The find, in a town called Stolpe in Brandenburg, happened last fall, but became public only this week.
Two sculptors, Lars Wilhelm and Hendrikje Ring, who also happen to be amateur archeologists, came upon the badger sett, or den, near where they had been planning to exhibit some of their work.
"We spotted a pelvic bone that had been dug up, it was clearly human," Ring told Spiegel Online. "It wasn't exactly surprising to us because a whole field of ancient graves had been found on the other side of the road in the 1960s.
“So we pushed a camera into the badger's sett and took photos by remote control.

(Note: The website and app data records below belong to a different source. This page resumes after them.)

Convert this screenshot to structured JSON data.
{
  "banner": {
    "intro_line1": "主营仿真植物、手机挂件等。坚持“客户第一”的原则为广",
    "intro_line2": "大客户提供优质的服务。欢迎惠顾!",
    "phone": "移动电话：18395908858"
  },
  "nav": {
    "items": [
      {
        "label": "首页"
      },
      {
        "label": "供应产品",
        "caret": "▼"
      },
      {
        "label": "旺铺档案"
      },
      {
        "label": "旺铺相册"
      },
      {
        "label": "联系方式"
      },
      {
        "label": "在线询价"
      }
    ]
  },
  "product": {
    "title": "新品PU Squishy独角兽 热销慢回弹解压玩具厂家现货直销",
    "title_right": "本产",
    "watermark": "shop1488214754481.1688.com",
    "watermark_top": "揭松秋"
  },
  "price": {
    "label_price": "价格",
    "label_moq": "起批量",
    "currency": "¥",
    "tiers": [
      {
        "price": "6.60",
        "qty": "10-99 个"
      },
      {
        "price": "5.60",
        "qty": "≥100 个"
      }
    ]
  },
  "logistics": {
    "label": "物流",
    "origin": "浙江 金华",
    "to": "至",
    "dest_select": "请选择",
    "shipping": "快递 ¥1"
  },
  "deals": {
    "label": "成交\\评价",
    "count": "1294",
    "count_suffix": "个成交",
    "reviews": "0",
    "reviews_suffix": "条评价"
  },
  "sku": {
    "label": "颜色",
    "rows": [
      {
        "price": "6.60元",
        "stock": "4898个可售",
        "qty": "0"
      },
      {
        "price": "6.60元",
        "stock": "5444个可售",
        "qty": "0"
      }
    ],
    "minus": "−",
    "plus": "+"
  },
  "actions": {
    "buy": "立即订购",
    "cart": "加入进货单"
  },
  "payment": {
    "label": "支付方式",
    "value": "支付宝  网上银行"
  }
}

We found pieces of jewelry, retrieved them and contacted the authorities," Ring said.
Archeologists eventually dug up eight graves from the first half of the 12th century at the site, including two containing skeletons of Slavic chieftains and an array of artifacts: a sword, bronze bowls and a belt buckle.

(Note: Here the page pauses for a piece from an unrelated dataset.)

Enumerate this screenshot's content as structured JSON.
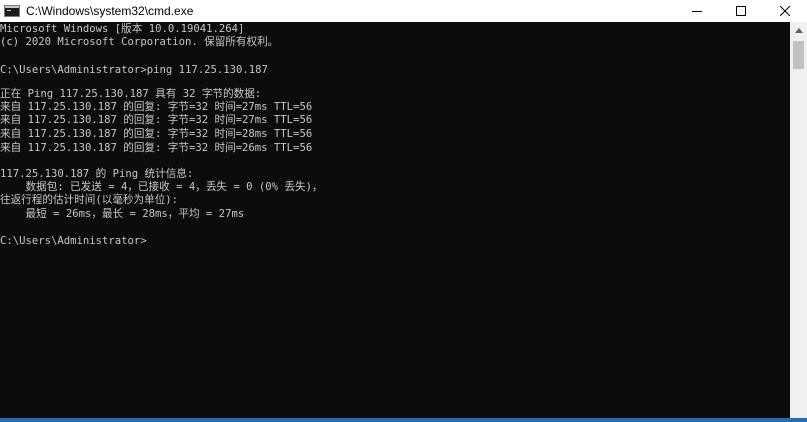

"We hadn't found graves like that in Brandenburg before, so it's an important discovery," said Thomas Kersting, an archeologist at the Brandenburg Department for Monument Protection.
The badger hasn’t returned to the site of the discovery, but does get credit for the find. "This doesn't make him an archeologist, but he's the one who discovered it," said Lars Wilhelm, who received an honorary award for services to archeology in Brandenburg.